People experiencing blunt thoracic trauma may sustain multiple rib fractures, flail chest, cardiac or pulmonary contusions, injury to the great vessels, sternal fractures, clavicular fractures, neck injuries, and lacerations of the liver and/or spleen. Long-term sequelae from blunt chest trauma include chest wall deformities, persistent dyspnea, and cardiac, neurologic, or esophageal complications. Chronic pain, depression, and loss of functional status are also frequent components of recovery from trauma.

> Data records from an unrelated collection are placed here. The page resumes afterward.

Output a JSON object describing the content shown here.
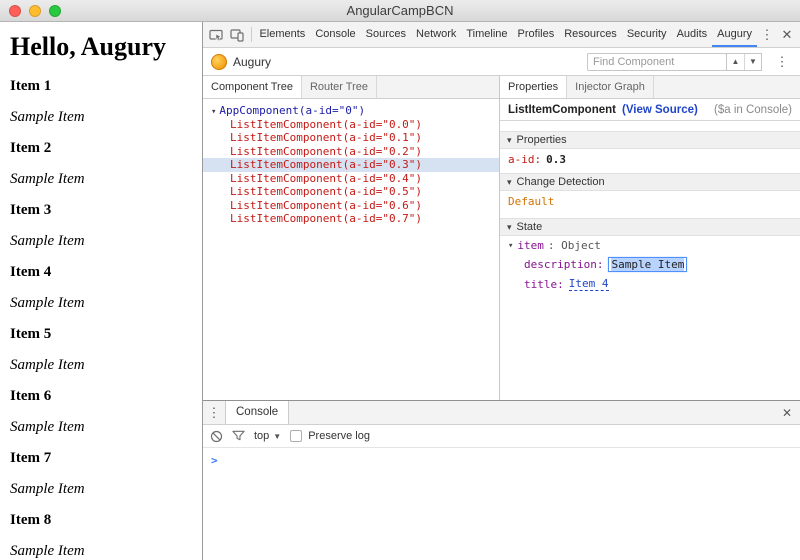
{
  "window": {
    "title": "AngularCampBCN"
  },
  "page": {
    "heading": "Hello, Augury",
    "items": [
      {
        "title": "Item 1",
        "description": "Sample Item"
      },
      {
        "title": "Item 2",
        "description": "Sample Item"
      },
      {
        "title": "Item 3",
        "description": "Sample Item"
      },
      {
        "title": "Item 4",
        "description": "Sample Item"
      },
      {
        "title": "Item 5",
        "description": "Sample Item"
      },
      {
        "title": "Item 6",
        "description": "Sample Item"
      },
      {
        "title": "Item 7",
        "description": "Sample Item"
      },
      {
        "title": "Item 8",
        "description": "Sample Item"
      }
    ]
  },
  "devtools": {
    "tabs": {
      "items": [
        "Elements",
        "Console",
        "Sources",
        "Network",
        "Timeline",
        "Profiles",
        "Resources",
        "Security",
        "Audits",
        "Augury"
      ],
      "selected": "Augury"
    },
    "augury": {
      "label": "Augury",
      "search_placeholder": "Find Component"
    },
    "tree_pane": {
      "tabs": [
        "Component Tree",
        "Router Tree"
      ],
      "selected_tab": "Component Tree",
      "root": "AppComponent(a-id=\"0\")",
      "children": [
        "ListItemComponent(a-id=\"0.0\")",
        "ListItemComponent(a-id=\"0.1\")",
        "ListItemComponent(a-id=\"0.2\")",
        "ListItemComponent(a-id=\"0.3\")",
        "ListItemComponent(a-id=\"0.4\")",
        "ListItemComponent(a-id=\"0.5\")",
        "ListItemComponent(a-id=\"0.6\")",
        "ListItemComponent(a-id=\"0.7\")"
      ],
      "selected_child": "ListItemComponent(a-id=\"0.3\")"
    },
    "props_pane": {
      "tabs": [
        "Properties",
        "Injector Graph"
      ],
      "selected_tab": "Properties",
      "component_name": "ListItemComponent",
      "view_source": "(View Source)",
      "console_hint": "($a in Console)",
      "properties_section": {
        "label": "Properties",
        "key": "a-id:",
        "value": "0.3"
      },
      "change_detection_section": {
        "label": "Change Detection",
        "value": "Default"
      },
      "state_section": {
        "label": "State",
        "object_key": "item",
        "object_rest": ": Object",
        "description_key": "description:",
        "description_value": "Sample Item",
        "title_key": "title:",
        "title_value": "Item 4"
      }
    },
    "console_drawer": {
      "tab": "Console",
      "context": "top",
      "preserve_log_label": "Preserve log",
      "prompt": ">"
    }
  },
  "icons": {
    "kebab": "⋮",
    "close": "✕",
    "caret_down": "▾",
    "arrow_up": "▲",
    "arrow_down": "▼"
  },
  "colors": {
    "accent": "#4285f4",
    "tree_root": "#1a1aa6",
    "tree_child": "#c41a16",
    "selected_row": "#d6e2f1",
    "key_purple": "#881391",
    "value_blue": "#2045c8",
    "orange": "#d57300",
    "traffic_red": "#ff5f57",
    "traffic_yellow": "#febc2e",
    "traffic_green": "#28c840"
  }
}
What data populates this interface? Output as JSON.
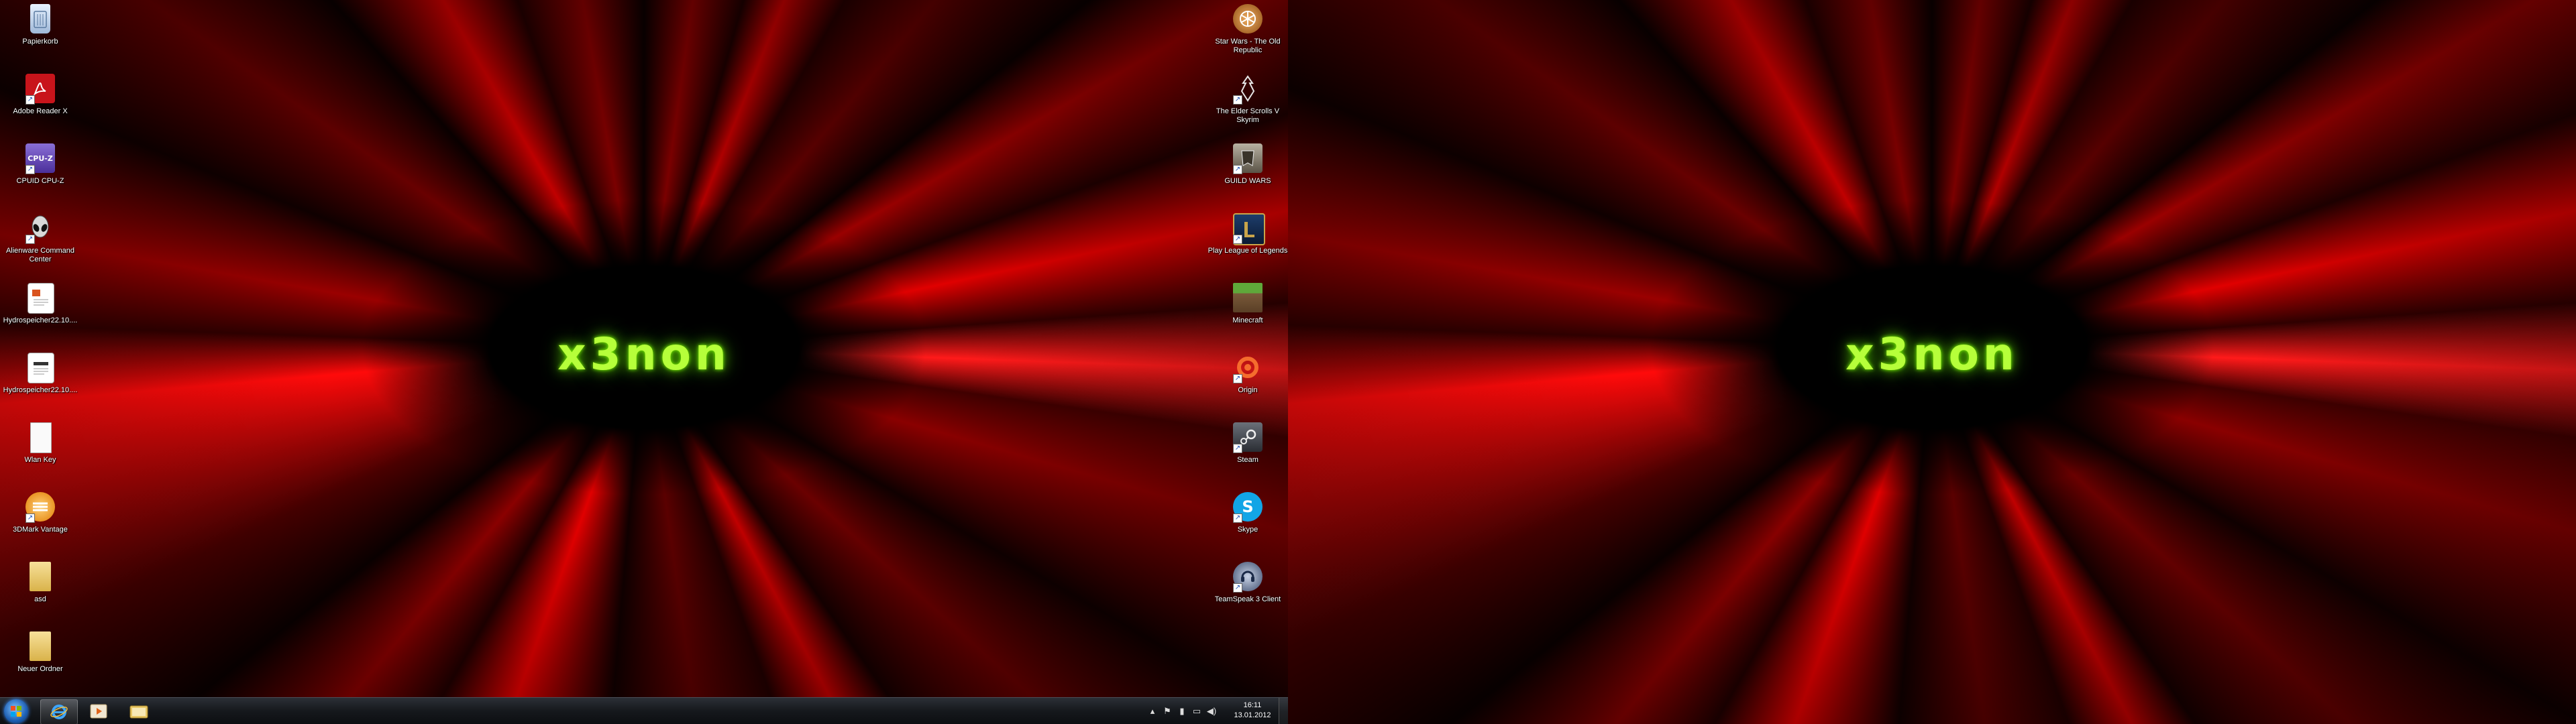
{
  "desktop": {
    "logo_text": "x3non",
    "left_icons": [
      {
        "name": "recycle-bin-icon",
        "label": "Papierkorb"
      },
      {
        "name": "adobe-reader-icon",
        "label": "Adobe Reader X"
      },
      {
        "name": "cpuz-icon",
        "label": "CPUID CPU-Z"
      },
      {
        "name": "alienware-icon",
        "label": "Alienware Command Center"
      },
      {
        "name": "document-icon",
        "label": "Hydrospeicher22.10...."
      },
      {
        "name": "document-icon",
        "label": "Hydrospeicher22.10...."
      },
      {
        "name": "text-file-icon",
        "label": "Wlan Key"
      },
      {
        "name": "3dmark-icon",
        "label": "3DMark Vantage"
      },
      {
        "name": "folder-icon",
        "label": "asd"
      },
      {
        "name": "folder-icon",
        "label": "Neuer Ordner"
      }
    ],
    "right_icons": [
      {
        "name": "star-wars-icon",
        "label": "Star Wars - The Old Republic"
      },
      {
        "name": "skyrim-icon",
        "label": "The Elder Scrolls V Skyrim"
      },
      {
        "name": "guild-wars-icon",
        "label": "GUILD WARS"
      },
      {
        "name": "league-of-legends-icon",
        "label": "Play League of Legends"
      },
      {
        "name": "minecraft-icon",
        "label": "Minecraft"
      },
      {
        "name": "origin-icon",
        "label": "Origin"
      },
      {
        "name": "steam-icon",
        "label": "Steam"
      },
      {
        "name": "skype-icon",
        "label": "Skype"
      },
      {
        "name": "teamspeak-icon",
        "label": "TeamSpeak 3 Client"
      }
    ]
  },
  "taskbar": {
    "time": "16:11",
    "date": "13.01.2012"
  },
  "colors": {
    "logo_green": "#b6ff3a",
    "wallpaper_red": "#e00000"
  }
}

Survivors of blunt chest trauma can expect recovery from their injuries to be a gradual process, which may continue for 6 months to many years. Survivors need to be informed that they may never regain complete preinjury status. Pain management measures that reduce pain to a level that allows the patient to function, as well as a thorough investigation for sources of unresolved symptoms are indicated. Physical therapy, rehabilitation services, and psychologic support, such as counseling and treatment of depression, improve the individual's potential to return to a highly functioning lifestyle with minimal residual sequelae.